A survey, commissioned by the 'Communication Champion' Jean Gross, has just revealed that, apparently, nearly one in six children has difficulty learning to talk.
How the word 'difficulty' is defined is not made clear, though in any population, one would expect there to be a quantifiable number of children who make relatively slower progress in learning to talk than others of the same chronological age.
Speech acquisition follows a normal distribution, as does most other human attributes: some learn quicker than others! This is well understood and is not surprising. It only constitutes a problem when children are forced into formal learning situations when they are not developmentally ready for such experiences, as is often the case in the UK for children on the less mature end of the spectrum.
What made me laugh out loud was that 'the survey found that around six in 10 parents believe the ability to talk, listen and understand are the most important skills for children to develop during their early years'. Does this mean that four out of ten didn't?

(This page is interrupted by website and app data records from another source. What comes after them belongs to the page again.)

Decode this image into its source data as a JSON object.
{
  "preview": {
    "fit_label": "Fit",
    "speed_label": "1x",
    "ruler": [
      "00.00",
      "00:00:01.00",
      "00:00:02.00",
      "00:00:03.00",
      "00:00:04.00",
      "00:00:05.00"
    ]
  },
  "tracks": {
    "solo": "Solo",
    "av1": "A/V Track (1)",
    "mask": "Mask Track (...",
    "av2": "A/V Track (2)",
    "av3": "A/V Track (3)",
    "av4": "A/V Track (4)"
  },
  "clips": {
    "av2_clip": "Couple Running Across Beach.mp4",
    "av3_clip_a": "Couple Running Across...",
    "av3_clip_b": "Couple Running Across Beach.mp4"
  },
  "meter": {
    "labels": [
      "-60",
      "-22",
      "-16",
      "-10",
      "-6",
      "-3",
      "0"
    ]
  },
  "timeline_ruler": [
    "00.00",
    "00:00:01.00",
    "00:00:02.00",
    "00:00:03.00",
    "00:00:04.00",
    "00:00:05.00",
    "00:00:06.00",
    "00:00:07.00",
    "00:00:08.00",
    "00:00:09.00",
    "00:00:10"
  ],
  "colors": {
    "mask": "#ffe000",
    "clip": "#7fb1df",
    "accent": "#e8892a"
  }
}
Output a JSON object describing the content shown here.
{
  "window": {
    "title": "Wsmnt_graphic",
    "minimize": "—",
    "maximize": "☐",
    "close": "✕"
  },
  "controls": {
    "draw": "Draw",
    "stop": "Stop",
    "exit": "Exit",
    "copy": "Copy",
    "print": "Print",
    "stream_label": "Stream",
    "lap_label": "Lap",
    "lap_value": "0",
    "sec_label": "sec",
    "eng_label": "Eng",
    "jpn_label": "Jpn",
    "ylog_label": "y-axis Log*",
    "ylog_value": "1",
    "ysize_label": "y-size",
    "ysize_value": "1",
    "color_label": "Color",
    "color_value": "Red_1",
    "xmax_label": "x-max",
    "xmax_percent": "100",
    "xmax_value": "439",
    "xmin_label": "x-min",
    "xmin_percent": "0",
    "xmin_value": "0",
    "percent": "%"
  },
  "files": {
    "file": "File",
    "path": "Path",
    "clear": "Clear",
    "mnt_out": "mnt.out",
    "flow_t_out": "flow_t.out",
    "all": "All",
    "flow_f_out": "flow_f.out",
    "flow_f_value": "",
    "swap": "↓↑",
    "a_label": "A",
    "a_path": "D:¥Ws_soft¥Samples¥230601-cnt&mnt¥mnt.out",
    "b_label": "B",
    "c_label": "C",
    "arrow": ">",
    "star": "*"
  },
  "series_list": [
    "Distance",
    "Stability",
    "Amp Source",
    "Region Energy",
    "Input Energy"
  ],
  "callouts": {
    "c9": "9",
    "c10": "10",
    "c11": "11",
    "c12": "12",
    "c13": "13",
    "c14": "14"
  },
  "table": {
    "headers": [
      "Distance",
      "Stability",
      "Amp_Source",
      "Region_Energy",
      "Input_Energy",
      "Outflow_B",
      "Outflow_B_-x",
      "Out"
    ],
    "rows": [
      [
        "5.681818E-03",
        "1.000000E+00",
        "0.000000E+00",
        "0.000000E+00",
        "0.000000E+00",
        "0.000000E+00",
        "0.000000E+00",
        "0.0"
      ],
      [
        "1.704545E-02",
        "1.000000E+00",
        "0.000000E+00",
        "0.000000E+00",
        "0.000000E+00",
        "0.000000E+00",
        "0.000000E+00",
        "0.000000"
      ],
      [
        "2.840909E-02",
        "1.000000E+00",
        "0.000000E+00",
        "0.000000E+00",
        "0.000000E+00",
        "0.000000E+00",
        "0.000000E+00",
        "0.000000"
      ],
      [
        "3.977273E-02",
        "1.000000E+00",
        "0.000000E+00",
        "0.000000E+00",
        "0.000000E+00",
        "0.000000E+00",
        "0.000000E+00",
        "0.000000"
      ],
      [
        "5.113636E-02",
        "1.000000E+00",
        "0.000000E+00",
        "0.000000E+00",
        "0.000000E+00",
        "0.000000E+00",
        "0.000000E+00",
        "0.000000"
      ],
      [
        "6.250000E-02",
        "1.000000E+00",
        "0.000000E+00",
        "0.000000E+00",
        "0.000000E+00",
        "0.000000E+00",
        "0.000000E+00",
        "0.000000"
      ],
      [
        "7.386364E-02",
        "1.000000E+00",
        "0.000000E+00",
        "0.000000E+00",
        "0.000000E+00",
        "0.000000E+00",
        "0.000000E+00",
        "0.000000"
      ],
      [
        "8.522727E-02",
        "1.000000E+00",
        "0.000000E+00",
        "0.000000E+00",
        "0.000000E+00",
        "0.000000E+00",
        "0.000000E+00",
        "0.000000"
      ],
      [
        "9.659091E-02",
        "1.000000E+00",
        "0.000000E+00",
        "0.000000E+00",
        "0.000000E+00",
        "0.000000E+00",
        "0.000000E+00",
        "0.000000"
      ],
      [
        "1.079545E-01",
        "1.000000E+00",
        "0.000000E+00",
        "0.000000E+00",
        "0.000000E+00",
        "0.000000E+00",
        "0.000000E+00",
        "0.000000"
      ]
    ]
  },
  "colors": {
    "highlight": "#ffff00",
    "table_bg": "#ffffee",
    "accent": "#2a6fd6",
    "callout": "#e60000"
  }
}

Actually, we know what makes meaningful differences in early years vocabulary development. In a longitudinal study done by Betty Hart and Todd Risley* the difference between the 'high vocabulary growth rates in professors’ children and the lower vocabulary rates of children from families in poverty' was accounted for in the amount of talking that went on in families. And, in case you’re wondering, quality of talk was not the issue. Sheer quantity of talk with lots of positive feedback made all the difference.
* Hart, B. and Risley, T.R., (1995), Meaningful Differences in the Everyday Experience of Young American Children, (2007 edition), London, Paul Brookes Pub Co.